These days, the general feeling as it relates it Dwayne Johnson is, apart from wanting to ask the question “Where does he find the extra hours in the day to do all he does?”, is that whatever he touches is a success. Whether it be on the big screen, small screen, executive producing a podcast, showing up on a wrestling show, even most recently releasing trainers and headphones or workout gear, it seems that whatever the former ‘Most electrifying man in sports and entertainment today’ sets his mind to and signs on for, he makes it work. He has become the highest paid movie star in the world, signs on for more movies and TV projects than the normal person buys bread and milk, and gosh darn it, he’s just so likeable.
• Director: Rawson Marshall Thurber
• Exhibition: 2D
• Rating: 12A
• Run Time: 102 mins

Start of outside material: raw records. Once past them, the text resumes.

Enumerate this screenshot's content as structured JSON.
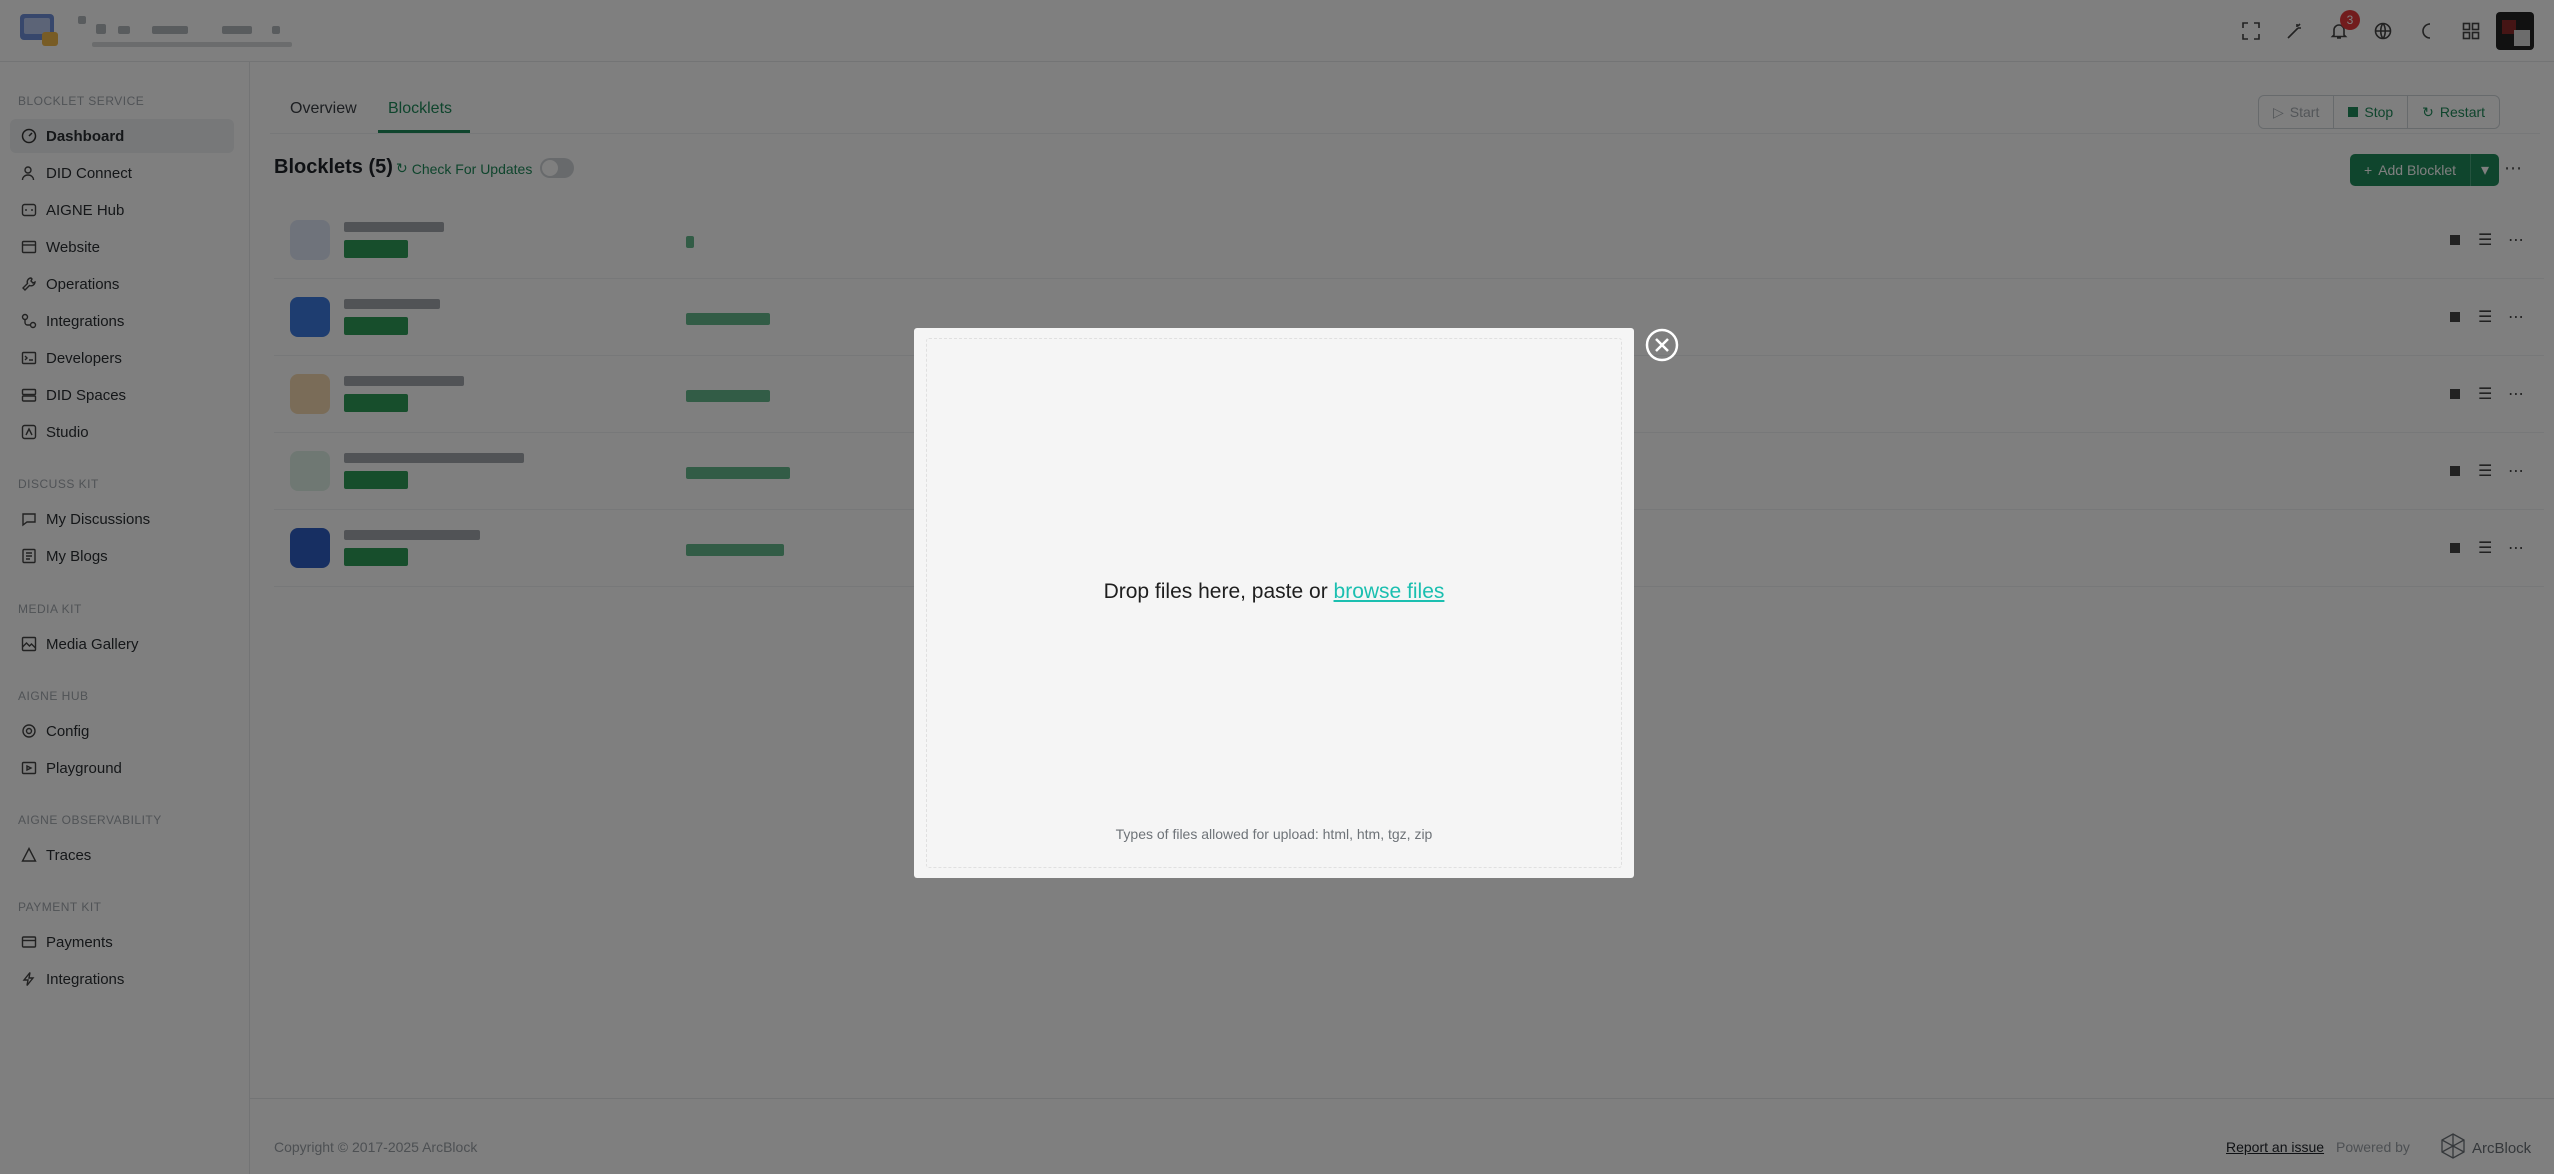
{
  "header": {
    "notification_count": "3"
  },
  "sidebar": {
    "sections": [
      {
        "label": "BLOCKLET SERVICE"
      },
      {
        "label": "DISCUSS KIT"
      },
      {
        "label": "MEDIA KIT"
      },
      {
        "label": "AIGNE HUB"
      },
      {
        "label": "AIGNE OBSERVABILITY"
      },
      {
        "label": "PAYMENT KIT"
      }
    ],
    "items": [
      {
        "label": "Dashboard",
        "icon": "dashboard-icon"
      },
      {
        "label": "DID Connect",
        "icon": "user-icon"
      },
      {
        "label": "AIGNE Hub",
        "icon": "hub-icon"
      },
      {
        "label": "Website",
        "icon": "browser-icon"
      },
      {
        "label": "Operations",
        "icon": "wrench-icon"
      },
      {
        "label": "Integrations",
        "icon": "integrations-icon"
      },
      {
        "label": "Developers",
        "icon": "terminal-icon"
      },
      {
        "label": "DID Spaces",
        "icon": "stack-icon"
      },
      {
        "label": "Studio",
        "icon": "studio-icon"
      },
      {
        "label": "My Discussions",
        "icon": "chat-icon"
      },
      {
        "label": "My Blogs",
        "icon": "blog-icon"
      },
      {
        "label": "Media Gallery",
        "icon": "gallery-icon"
      },
      {
        "label": "Config",
        "icon": "gear-icon"
      },
      {
        "label": "Playground",
        "icon": "playground-icon"
      },
      {
        "label": "Traces",
        "icon": "traces-icon"
      },
      {
        "label": "Payments",
        "icon": "card-icon"
      },
      {
        "label": "Integrations",
        "icon": "bolt-icon"
      }
    ]
  },
  "main": {
    "tabs": [
      {
        "label": "Overview"
      },
      {
        "label": "Blocklets"
      }
    ],
    "actions": {
      "start": "Start",
      "stop": "Stop",
      "restart": "Restart"
    },
    "title": "Blocklets (5)",
    "check_updates": "Check For Updates",
    "add_blocklet": "Add Blocklet"
  },
  "footer": {
    "copyright": "Copyright © 2017-2025 ArcBlock",
    "report": "Report an issue",
    "powered_by": "Powered by",
    "brand": "ArcBlock"
  },
  "modal": {
    "drop_text": "Drop files here, paste or ",
    "browse_text": "browse files",
    "types_text": "Types of files allowed for upload: html, htm, tgz, zip"
  }
}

Skyscraper, however, puts our leading man’s abilities to the test. Because while it stands out this year as one of the few Hollywood productions that isn’t a franchise/universe-continuing sequel or an unnecessary remake/reboot, it doesn’t have a whole lot of originality. As soon as the first trailer landed, complete with that physics-defying crane-to-window leap that had boffins the world over trying to debunk or prove, it was obvious to anyone over a certain age that callbacks to Die Hard and A Towering Inferno were hard to miss.
The film rushes through the storytelling early on, doing its best to paint Johnson’s Will Sawyer as an normal guy – albeit one with hulking muscles and screen presence like few others – rebuilding his life with a wife and family after his FBI hostage rescue days were cut short in an incident that costs him his leg. And while Johnson does an admirable job with what he is given, but the script carries little in the way or dialogue or scenes that are going to make his task any easier.
Every major event that takes place is easy to see coming, reducing or outright nullifying its impact when it arrives. You pick a disaster movie, then pick a moment from said movie, there is a very good chance you will see it here. Of course, scriptwriters will call them tried and tested tropes from this genre, but that doesn’t mean it’s a good thing. Johnson and Neve Campbell – and how great it is to see her in a major Hollywood movie again – are capable of plenty, and have been let down by a script so intent on delivering the usual genre clichés that it foregoes the chance to do something different.
For a movie that features a father trying to get into a burning building full of armed terrorists in order to save his family, Skyscraper has a remarkable lack of drama and intrigue; you never once feel like Sawyer or his family are really in danger, or that the bad guys will be defeated in the end (sorry, spoiler alert).
I mentioned it briefly earlier, and let’s return to it; the trailer’s money shot, Johnson’s death-defying leap from a crane into an open window, at seemingly-impossible angles and possibilities. Yes, it’s ludicrous, however, it is hard not to, for one moment, get sucked into the spectacle. And while you don’t doubt he will make it, the vertigo-inducing camera work and build-up to it make it work. Just.
What does not work, however, is the nasty gang inside that building that he’s trying to jump into. You will struggle to find a collection of movie bad guys so ineffective and underwhelming (and that may even be including Marvel’s worst in that), something else that fuels that feeling that nothing bad will really ever happen and the film will only end one way.
When looking at Johnson’s recent hits, it’s hard to include Skyscraper among them. It isn’t a patch on Jumanji or Rampage, and in actual fact, it comes closest to San Andreas. And that isn’t a good thing, once again coming back to that lack of intrigue. You know he’s going to win because he always does. He’s likeable as always, gets to kick ass like he always does, and just basically does Rock things. Hot take; it may be starting to wear a little thin. Conversely, if all you want to see is Dwayne Johnson playing the role of John McClane, trying to save his family from a gang of terrorists whilst trapped in the largest building in the world, then this is the movie for you. Yippee-ki-yay, indeed.
Tags: Beau Flynn, Byron Mann, Chin Han, Dwayne Johnson, Flynn Picture Company, Hannah Quinlivan, Hiram Garcia, Legendary Pictures, Neve Campbell, Noah Taylor, Pablo Schreiber, Perfect World Pictures, Rawson Marshall Thurber, Roland Møller, Seven Bucks Productions, Skyscraper, Universal Pictures